In mid-November 2021, a great storm begins brewing in the central Pacific Ocean north of Hawai‘i. Especially warm water, heated by the sun, steams off the sea surface and funnels into the sky.

A tendril of this floating moisture sweeps eastward across the ocean. It rides the winds for a day until it reaches the coasts of British Columbia and Washington State. There, the storm hits air turbulence, which pushes it into position—straight over British Columbia’s Fraser River valley.

Clouds gather and darken. Below, a patchwork of farms and subdivisions sprawls along the Fraser River from its mouth, south of Vancouver, to the eastward mountain slopes, and southeast across the US border. At the center of the valley lies Abbotsford, a city of around 150,000 people nestled in a fingerprint-like depression between two mountains. As the stream of humid air rises toward the peaks, it cools, condenses, and bursts.

To Murray Ned, it sounds like a creek is overflowing outside his home in Kilgard, on a hillside within Abbotsford that’s part of the Semá:th (Sumas) First Nation reserve. Lying in bed, Ned listens to water overflow his rain gutters and splash two stories to the ground. Rain is common in Abbotsford in November, but it’s usually quiet. And it usually lets up.

Over the next two days, nearly a month’s worth of rain dumps here and in other parts of the province. The resulting floods and landslides kill at least six people, rip apart buildings, and buckle roads. In Abbotsford, more than 1,000 homes are swamped and 640,000 farm animals perish as rivers reclaim agricultural land in the floodplain.

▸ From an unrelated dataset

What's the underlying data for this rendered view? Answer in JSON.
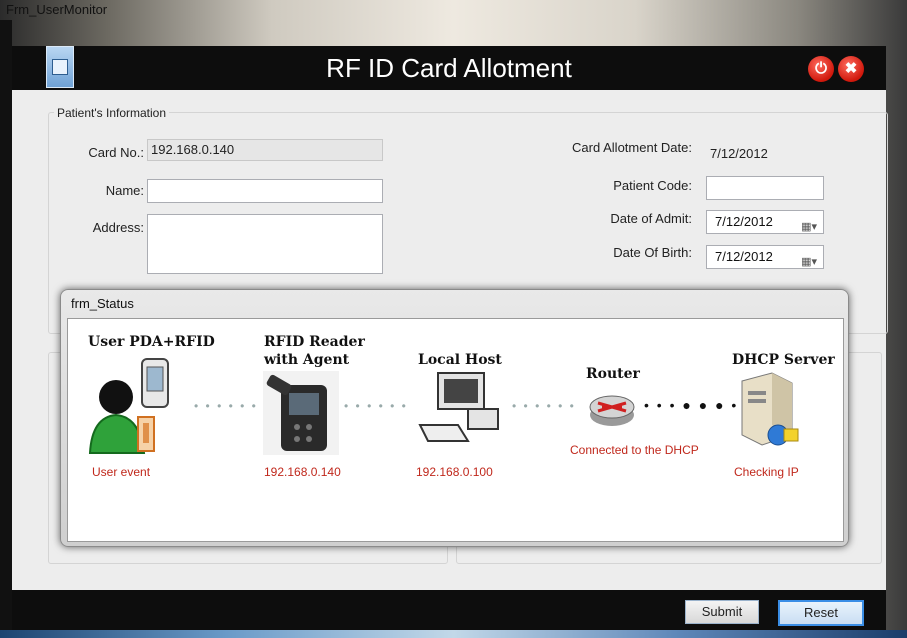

But amid the losses, Ned sees something else. The Tuesday evening of the flood—after he has vacuumed water from his mother’s basement and moved the family’s horses to high ground—the deluge stops. Ned settles into a folding chair in his backyard, pulls out a Kokanee lager, and takes in the view. The flood laps knee-high against his horse barn. Semá:th Xó:tsa, Sumas Lake, has returned to the territory…